Brian: No. People know me as the DUI guy. If they have a pending DUI case, I can handle probation matters. Very rarely will a person be dealing with a probation violation that is not also because there’s another charge out there. So if that other charge is an Aggravated DUI, I represent people on their new charge of Aggravated DUI and their probation violation.
But if they violate their probation because they were caught burglarizing a house, they will likely not call me. I don’t handle burglaries. All I do are the DUI cases. Chances are, if they hire an attorney for their Burglary case, that attorney will also represent them on the probation violation.
The Court Decides the Length of Probation
Interviewer: When negotiating a plea agreement, for instance, do you try to negotiate a lower level of supervision on probation, or is that not even something you can control?
Brian: The amount of time on probation is up to the judge. It is not negotiated between the Posecutor and the Defense Attorney. The same goes for probation in Misdemeanor Courts, if the case happens to be in one of the courts that mandates probation.
In Felony courts, it will happen only to ensure that the person pays off their fines and fees. It is an argument to the judge. It is very rare for someone to get the maximum of 10 years Supervised Probation, and the average Felony Aggravated DUI case will usually include three years of probation. That’s just to ensure that the person pays off all their fines and fees and, in a way, protects the client from having to have their fines and fees go to collection, and all of a sudden, they’re dealing with a collection agency.

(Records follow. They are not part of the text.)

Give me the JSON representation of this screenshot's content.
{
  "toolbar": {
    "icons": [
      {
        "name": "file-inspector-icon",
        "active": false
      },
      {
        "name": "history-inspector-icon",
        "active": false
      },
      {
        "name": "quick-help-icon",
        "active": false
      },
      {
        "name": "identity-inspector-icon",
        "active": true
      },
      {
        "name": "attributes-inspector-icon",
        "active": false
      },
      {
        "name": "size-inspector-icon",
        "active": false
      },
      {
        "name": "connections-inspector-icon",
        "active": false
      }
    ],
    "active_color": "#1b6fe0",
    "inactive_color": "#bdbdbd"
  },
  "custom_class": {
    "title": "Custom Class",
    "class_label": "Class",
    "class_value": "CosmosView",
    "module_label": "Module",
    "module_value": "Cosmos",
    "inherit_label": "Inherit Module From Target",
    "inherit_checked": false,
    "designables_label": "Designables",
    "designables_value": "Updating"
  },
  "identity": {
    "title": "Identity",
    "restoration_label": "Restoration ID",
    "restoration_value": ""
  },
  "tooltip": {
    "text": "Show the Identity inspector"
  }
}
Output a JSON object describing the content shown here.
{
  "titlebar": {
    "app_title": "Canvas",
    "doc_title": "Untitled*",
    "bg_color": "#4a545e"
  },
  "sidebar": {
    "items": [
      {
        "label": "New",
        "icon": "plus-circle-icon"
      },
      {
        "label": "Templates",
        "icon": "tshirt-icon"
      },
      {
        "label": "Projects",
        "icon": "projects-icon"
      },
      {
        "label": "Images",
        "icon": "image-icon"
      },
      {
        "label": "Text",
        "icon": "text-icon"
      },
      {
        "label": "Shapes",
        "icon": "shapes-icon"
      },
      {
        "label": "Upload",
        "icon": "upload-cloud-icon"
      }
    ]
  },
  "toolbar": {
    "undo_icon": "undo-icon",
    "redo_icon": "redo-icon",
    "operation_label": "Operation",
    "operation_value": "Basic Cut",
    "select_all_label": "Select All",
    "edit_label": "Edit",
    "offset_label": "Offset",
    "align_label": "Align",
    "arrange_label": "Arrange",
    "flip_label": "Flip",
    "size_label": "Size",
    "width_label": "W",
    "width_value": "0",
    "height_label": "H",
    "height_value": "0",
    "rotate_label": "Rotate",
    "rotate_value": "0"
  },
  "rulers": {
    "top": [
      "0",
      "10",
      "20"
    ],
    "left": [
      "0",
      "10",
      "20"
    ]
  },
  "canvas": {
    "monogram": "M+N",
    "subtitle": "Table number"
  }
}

In very rare circumstances, I’ve been able to convince the court to give my client one day of probation, just enough time for them to pay off their fines and fees and if they’ve already done the counseling that’s required of them. It is extremely rare, and is not recommended unless there are exceptional circumstances, but, technically, that does comply with the terms of the plea agreement.
What is incredibly important to consider when requesting the amount of probation from the judge is that you don’t want to set up your client for failure. Sometimes that means asking for a few years of probation. Sometimes you are not doing your client service if you ask for six months of probation because while it sounds nice, you are setting them up to fail if the terms of their Sentence cannot be completed in that short amount of time.
Interviewer: That is an interesting perspective.